The Secret to Losing Weight

(excerpt from my self-improvement book Redefine Yourself: The Simple Guide to Happiness)

If you want change to stick, it needs to become a habit. Especially when it comes to weight loss.

Habits are highly ingrained, learned behaviors. They are your subconscious' autopilot reaction. In a Duke University study, researchers found that 40% of our daily actions are habits. Your brain loves to multitask and will do everything in its power to build an association (consciously or otherwise). It wants to run on autopilot so that it can do the million other things it needs to do.

More times than not, your subconscious puts your keys in the same place and help you drive your proverbial car in the constant rush of your life. Habits are essentially the underlying force of your routines and take very little effort to carryout. They maintain the order in your life!

What if they are destructive, though? What if you recognize these bad habits and try to change them, but repeatedly fail? What if you want to lose weight but still grab a snack before bed like you normally do?

I wish we could just start a new routine and call it quits on the bad habit. Since the brain depends on repeated occurrences—or the value of the routines and rewards—a process must take place before this change occurs. The brain needs to know that a new habit is equally or more important.
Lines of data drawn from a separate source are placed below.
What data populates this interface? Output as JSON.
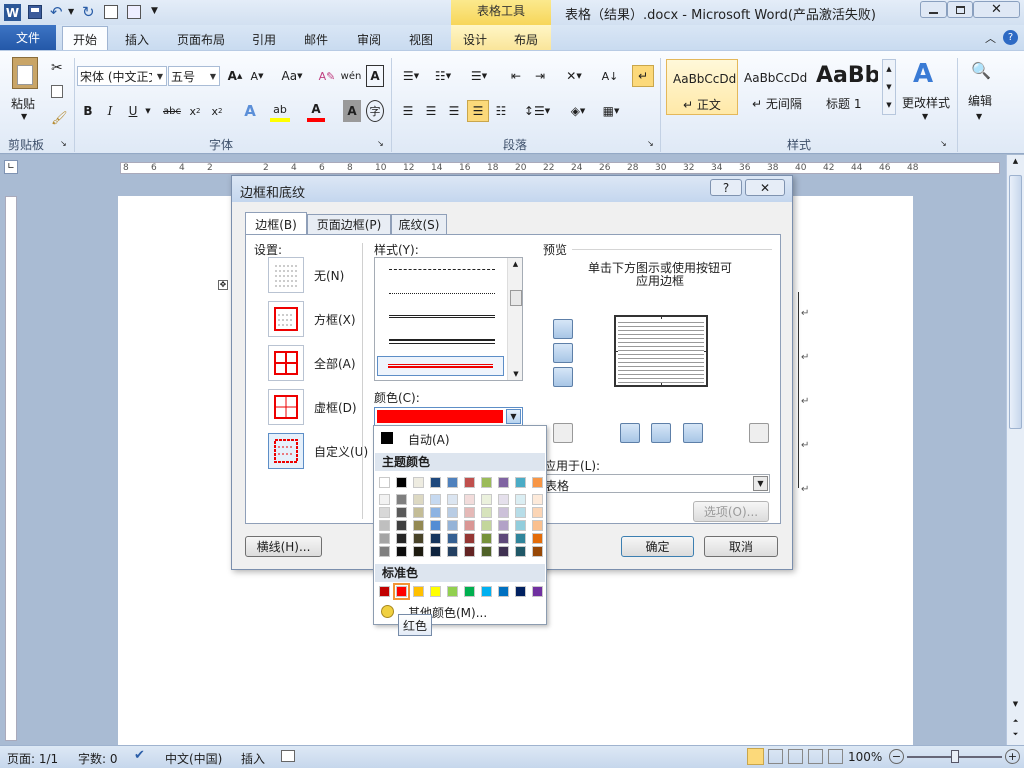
{
  "app": {
    "title": "表格（结果）.docx  -  Microsoft Word(产品激活失败)",
    "context_tab_group": "表格工具"
  },
  "ribbon_tabs": [
    "文件",
    "开始",
    "插入",
    "页面布局",
    "引用",
    "邮件",
    "审阅",
    "视图",
    "设计",
    "布局"
  ],
  "clipboard": {
    "paste_label": "粘贴",
    "group_label": "剪贴板"
  },
  "font": {
    "name": "宋体 (中文正文",
    "size": "五号",
    "group_label": "字体"
  },
  "paragraph": {
    "group_label": "段落"
  },
  "styles": {
    "group_label": "样式",
    "items": [
      {
        "preview": "AaBbCcDd",
        "name": "↵ 正文"
      },
      {
        "preview": "AaBbCcDd",
        "name": "↵ 无间隔"
      },
      {
        "preview": "AaBb",
        "name": "标题 1"
      }
    ],
    "change_styles": "更改样式"
  },
  "editing": {
    "label": "编辑"
  },
  "ruler": {
    "numbers": [
      "8",
      "6",
      "4",
      "2",
      "",
      "2",
      "4",
      "6",
      "8",
      "10",
      "12",
      "14",
      "16",
      "18",
      "20",
      "22",
      "24",
      "26",
      "28",
      "30",
      "32",
      "34",
      "36",
      "38",
      "40",
      "42",
      "44",
      "46",
      "48"
    ]
  },
  "dialog": {
    "title": "边框和底纹",
    "help": "?",
    "tabs": [
      "边框(B)",
      "页面边框(P)",
      "底纹(S)"
    ],
    "settings_label": "设置:",
    "settings": [
      "无(N)",
      "方框(X)",
      "全部(A)",
      "虚框(D)",
      "自定义(U)"
    ],
    "style_label": "样式(Y):",
    "color_label": "颜色(C):",
    "preview_label": "预览",
    "preview_hint_1": "单击下方图示或使用按钮可",
    "preview_hint_2": "应用边框",
    "apply_to_label": "应用于(L):",
    "apply_to_value": "表格",
    "options_button": "选项(O)...",
    "horizontal_line_button": "横线(H)...",
    "ok_button": "确定",
    "cancel_button": "取消"
  },
  "color_popup": {
    "auto_label": "自动(A)",
    "theme_label": "主题颜色",
    "standard_label": "标准色",
    "more_label": "其他颜色(M)...",
    "tooltip": "红色",
    "selected_color": "#ff0000",
    "theme_top": [
      "#ffffff",
      "#000000",
      "#eeece1",
      "#1f497d",
      "#4f81bd",
      "#c0504d",
      "#9bbb59",
      "#8064a2",
      "#4bacc6",
      "#f79646"
    ],
    "theme_shades": [
      [
        "#f2f2f2",
        "#7f7f7f",
        "#ddd9c3",
        "#c6d9f0",
        "#dbe5f1",
        "#f2dcdb",
        "#ebf1dd",
        "#e5e0ec",
        "#dbeef3",
        "#fdeada"
      ],
      [
        "#d8d8d8",
        "#595959",
        "#c4bd97",
        "#8db3e2",
        "#b8cce4",
        "#e5b9b7",
        "#d7e3bc",
        "#ccc1d9",
        "#b7dde8",
        "#fbd5b5"
      ],
      [
        "#bfbfbf",
        "#3f3f3f",
        "#938953",
        "#548dd4",
        "#95b3d7",
        "#d99694",
        "#c3d69b",
        "#b2a2c7",
        "#92cddc",
        "#fac08f"
      ],
      [
        "#a5a5a5",
        "#262626",
        "#494429",
        "#17365d",
        "#366092",
        "#953734",
        "#76923c",
        "#5f497a",
        "#31859b",
        "#e36c09"
      ],
      [
        "#7f7f7f",
        "#0c0c0c",
        "#1d1b10",
        "#0f243e",
        "#244061",
        "#632423",
        "#4f6128",
        "#3f3151",
        "#205867",
        "#974806"
      ]
    ],
    "standard": [
      "#c00000",
      "#ff0000",
      "#ffc000",
      "#ffff00",
      "#92d050",
      "#00b050",
      "#00b0f0",
      "#0070c0",
      "#002060",
      "#7030a0"
    ]
  },
  "status": {
    "page": "页面: 1/1",
    "words": "字数: 0",
    "lang": "中文(中国)",
    "mode": "插入",
    "zoom": "100%"
  }
}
A habit is a mental sequence that must be triggered to start. The brain must recognize a cue—an environmental signal for action based on repeated occurrences. It doesn’t want to waste its time on routines that won’t lead to rewards. It builds an association between a cue and helps develop a routine in hopes of a predictable reward.

If carried out repeatedly, the strength of a bad habit is probably too powerful to be extinguished quickly. You may figure out the cue to this habit and still succumb to the same destructive habit. It takes practice and your brain must be taught a new connection between the cue, the routine, and the reward. The mind doesn’t want to lose its prized reward, and it will keep leading you back to what it knows best —your habit!

How do you change something so ingrained that it happens subconsciously, and that will try to undermine your individual efforts to alter it?

The answer lies in the cue and reward. Most people try to erase the whole formula and completely remove themselves from the habit (and not just the bad routine).

Unfortunately, the reward and cue are too ingrained in us to simply extinguish instantly. Even if we try to escape it, there may always be something in our environment that triggers our routine. After all, we want our reward!

In the book The Power of Habit, the author Charles Duhigg wonderfully illustrates our need to trick ourselves into new habits. Remember metacognition? We need to think about our thinking to keep ourselves in check. When we change our habits, we must become the Wizard of OZ and unnoticeably make minor modifications behind our unconscious “back."

We need to insert a new routine, keep the old cue, and deliver the old reward.

For example:

You lose your focus at work every day at 3 p.m. You usually have stared at your computer screen for the last two hours and the words are starting to look like alphabet soup.

At that point, you get up and walk to the office kitchen where you indulge in the morning’s leftover donuts (even though you’re not hungry). You’ve done this for two years, and now you’re ten pounds heavier. In the wake of New Year’s Eve, you are ready to shake off the weight. Despite your best efforts, your 3 p.m. walk to the kitchen doesn’t change.

In this example, you need to break down the formula for your donut-to-mouth habit:

3 p.m. + Go to the kitchen and grab the donut that will make you overweight = Break from work

(Cue) + (Routine) = (Reward)

Take notice that the real reward is the break from work, not stuffing yourself because you’re hungry (since you just ate lunch two hours ago).

In our example, we need to change the routine of going to the kitchen as our first step. You can decide to work through your 3 p.m. break, but you and I both know that you would stare at the clock for an hour thinking about that donut.

Keep your break. Instead of eating, though, visit a colleague and discuss the latest episode of your favorite show or that football game. Sit in another part of the office and read a magazine. Do whatever you want—besides eating—to give yourself the real reward: a break from your tedious work.

Repeat this sequence until you don’t notice anymore. At first, it will be a fight with your subconscious to go the kitchen. You must resist. Remind yourself that you’re not hungry and that you just want a break. Find something else to do.

Although the results may vary, don’t be discouraged. Your self-talk will override your old, bad habits eventually. As you unravel these habits, you will create new ones by introducing new approaches to life.

Reflection Section: Answer these questions to begin your journey!

1.) Awareness: Describe a habit you want to change. How does this habit affect you? What are the benefits of changing this habit? What are the obstacles to changing this habit?

2.) Acceptance: Can you accept that you’re not perfect and that it will take time, effort, and patience to change this habit?

3.) Adaptation: How will you change the present routine to achieve your goal? Break down your habit into the following parts (use the donut example as a reference).

· Cue:

· Routine:

· Reward:

******Check out my new self-improvement book Redefine Yourself: The Simple Guide to Happiness on Amazon!!!!!!

Article Credit:
The Secret to Losing Weight
Habits and their connection to your weight loss.
Self Improvement book by author and personal trainer in Chicago, Michael Moody

Self Improvement book by author and personal trainer in Chicago, Michael Moody